● **Instructions for the task**
In the listing below, find each line with the string "name" and report it.

Start of Record extracts

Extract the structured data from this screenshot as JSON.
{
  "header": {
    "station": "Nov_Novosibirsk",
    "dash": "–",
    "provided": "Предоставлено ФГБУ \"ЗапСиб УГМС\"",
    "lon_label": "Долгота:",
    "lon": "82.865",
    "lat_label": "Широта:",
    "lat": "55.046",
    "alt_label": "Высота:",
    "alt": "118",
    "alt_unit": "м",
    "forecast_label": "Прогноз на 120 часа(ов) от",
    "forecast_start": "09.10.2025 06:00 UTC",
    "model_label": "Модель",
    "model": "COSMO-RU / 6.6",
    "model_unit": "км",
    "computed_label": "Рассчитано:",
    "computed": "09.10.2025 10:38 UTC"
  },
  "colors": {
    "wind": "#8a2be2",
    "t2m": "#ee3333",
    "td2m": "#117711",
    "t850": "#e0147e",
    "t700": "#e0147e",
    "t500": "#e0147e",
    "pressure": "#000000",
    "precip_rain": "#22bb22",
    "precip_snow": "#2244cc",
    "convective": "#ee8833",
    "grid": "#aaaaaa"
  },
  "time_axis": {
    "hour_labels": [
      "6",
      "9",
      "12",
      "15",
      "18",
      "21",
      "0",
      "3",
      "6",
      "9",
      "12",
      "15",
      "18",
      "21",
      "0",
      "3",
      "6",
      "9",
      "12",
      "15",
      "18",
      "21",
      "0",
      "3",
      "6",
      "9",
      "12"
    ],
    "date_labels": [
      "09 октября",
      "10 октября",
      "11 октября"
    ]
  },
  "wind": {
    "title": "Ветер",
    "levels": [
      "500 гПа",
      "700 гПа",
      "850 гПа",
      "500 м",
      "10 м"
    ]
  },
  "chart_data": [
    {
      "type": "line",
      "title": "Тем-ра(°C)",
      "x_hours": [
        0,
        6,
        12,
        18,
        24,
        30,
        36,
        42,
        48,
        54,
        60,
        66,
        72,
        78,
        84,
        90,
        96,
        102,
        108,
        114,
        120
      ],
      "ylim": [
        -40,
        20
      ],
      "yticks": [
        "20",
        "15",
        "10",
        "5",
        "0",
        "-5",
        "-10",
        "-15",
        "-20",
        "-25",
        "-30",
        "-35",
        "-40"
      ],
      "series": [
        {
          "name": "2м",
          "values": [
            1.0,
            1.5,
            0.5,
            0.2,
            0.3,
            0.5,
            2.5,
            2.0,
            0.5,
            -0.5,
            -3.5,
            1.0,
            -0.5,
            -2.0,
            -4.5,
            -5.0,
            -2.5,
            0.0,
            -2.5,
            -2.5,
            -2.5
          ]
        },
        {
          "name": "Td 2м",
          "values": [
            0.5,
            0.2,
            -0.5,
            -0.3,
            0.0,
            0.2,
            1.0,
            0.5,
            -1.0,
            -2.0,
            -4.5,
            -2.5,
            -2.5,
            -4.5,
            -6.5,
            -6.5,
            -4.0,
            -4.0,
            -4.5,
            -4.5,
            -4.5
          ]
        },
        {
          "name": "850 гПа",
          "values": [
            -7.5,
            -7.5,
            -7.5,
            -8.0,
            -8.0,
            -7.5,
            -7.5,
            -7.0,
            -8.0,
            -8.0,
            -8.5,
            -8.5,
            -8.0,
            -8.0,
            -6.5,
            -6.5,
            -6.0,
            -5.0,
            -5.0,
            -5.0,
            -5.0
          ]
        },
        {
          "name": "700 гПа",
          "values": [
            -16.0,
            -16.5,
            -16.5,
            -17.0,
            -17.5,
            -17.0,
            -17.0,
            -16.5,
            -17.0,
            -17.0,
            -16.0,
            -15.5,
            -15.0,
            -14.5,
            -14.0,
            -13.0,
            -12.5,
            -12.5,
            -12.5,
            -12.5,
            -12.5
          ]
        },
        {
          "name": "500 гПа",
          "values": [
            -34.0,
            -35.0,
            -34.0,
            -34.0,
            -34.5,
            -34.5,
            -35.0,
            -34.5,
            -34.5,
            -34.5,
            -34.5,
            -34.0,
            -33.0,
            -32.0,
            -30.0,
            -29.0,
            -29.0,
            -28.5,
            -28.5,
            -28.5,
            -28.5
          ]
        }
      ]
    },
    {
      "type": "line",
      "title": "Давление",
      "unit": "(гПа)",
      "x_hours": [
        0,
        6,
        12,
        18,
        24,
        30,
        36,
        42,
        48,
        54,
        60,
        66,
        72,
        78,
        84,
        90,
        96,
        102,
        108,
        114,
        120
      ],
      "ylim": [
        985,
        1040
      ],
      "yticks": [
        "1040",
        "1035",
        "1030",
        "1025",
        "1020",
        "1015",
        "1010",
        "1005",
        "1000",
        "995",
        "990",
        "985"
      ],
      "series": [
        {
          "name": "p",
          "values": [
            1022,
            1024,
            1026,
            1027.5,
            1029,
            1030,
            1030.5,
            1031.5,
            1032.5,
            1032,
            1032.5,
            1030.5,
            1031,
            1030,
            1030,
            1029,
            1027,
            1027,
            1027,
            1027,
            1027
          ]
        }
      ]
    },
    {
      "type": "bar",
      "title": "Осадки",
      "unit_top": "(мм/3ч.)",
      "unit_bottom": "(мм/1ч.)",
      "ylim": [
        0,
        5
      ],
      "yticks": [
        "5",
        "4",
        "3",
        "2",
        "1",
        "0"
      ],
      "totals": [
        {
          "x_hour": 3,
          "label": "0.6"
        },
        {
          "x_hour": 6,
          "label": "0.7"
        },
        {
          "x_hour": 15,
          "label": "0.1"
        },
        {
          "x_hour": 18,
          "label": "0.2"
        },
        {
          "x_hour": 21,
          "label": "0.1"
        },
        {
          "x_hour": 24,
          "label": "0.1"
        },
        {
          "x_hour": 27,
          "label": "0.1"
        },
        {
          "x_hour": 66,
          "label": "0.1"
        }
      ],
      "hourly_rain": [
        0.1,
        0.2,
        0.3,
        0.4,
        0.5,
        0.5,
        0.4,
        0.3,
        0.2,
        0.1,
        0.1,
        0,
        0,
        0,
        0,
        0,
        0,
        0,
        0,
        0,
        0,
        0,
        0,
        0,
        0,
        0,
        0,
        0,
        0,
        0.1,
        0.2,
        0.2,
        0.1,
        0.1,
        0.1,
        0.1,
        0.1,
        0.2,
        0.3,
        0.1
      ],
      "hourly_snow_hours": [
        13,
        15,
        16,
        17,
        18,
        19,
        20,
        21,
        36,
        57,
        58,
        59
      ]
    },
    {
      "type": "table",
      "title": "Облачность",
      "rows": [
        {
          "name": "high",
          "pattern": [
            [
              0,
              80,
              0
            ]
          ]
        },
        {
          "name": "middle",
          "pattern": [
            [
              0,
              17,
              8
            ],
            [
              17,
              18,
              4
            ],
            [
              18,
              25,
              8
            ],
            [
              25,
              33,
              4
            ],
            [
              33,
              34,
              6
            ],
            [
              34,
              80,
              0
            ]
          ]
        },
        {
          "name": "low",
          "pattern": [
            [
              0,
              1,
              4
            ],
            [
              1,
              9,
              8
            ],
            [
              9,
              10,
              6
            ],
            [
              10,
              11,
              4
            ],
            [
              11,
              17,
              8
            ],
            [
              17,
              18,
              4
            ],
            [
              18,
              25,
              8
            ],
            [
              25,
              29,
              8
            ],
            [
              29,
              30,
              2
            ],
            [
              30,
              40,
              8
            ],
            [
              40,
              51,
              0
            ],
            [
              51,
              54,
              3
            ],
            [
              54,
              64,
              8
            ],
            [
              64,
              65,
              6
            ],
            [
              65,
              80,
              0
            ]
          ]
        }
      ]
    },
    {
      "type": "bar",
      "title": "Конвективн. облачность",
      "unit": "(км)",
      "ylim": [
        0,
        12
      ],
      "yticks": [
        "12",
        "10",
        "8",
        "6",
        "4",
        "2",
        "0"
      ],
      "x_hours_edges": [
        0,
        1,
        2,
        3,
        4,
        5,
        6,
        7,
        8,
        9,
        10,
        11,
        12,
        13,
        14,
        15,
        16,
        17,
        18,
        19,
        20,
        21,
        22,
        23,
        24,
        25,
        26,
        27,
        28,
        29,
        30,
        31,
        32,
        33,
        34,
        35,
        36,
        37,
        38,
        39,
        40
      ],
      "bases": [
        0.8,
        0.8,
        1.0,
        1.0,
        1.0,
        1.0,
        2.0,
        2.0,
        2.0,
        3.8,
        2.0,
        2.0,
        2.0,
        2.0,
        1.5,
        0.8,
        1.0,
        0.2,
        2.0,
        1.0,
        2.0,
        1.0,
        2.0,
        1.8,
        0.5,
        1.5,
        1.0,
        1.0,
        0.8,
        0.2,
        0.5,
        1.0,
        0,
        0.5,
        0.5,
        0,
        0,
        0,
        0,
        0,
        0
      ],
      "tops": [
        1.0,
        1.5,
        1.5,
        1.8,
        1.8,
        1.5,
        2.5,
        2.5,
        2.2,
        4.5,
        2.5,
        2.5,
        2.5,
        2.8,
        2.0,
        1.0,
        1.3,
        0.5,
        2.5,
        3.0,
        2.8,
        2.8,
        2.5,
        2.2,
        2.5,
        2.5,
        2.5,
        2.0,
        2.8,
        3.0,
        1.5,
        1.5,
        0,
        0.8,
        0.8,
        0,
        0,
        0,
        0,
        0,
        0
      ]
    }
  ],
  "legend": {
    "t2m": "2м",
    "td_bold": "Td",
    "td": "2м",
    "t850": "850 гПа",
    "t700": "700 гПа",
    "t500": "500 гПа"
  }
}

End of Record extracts

● **Solution**
          "name": "2м",
          "name": "Td 2м",
          "name": "850 гПа",
          "name": "700 гПа",
          "name": "500 гПа",
          "name": "p",
          "name": "high",
          "name": "middle",
          "name": "low",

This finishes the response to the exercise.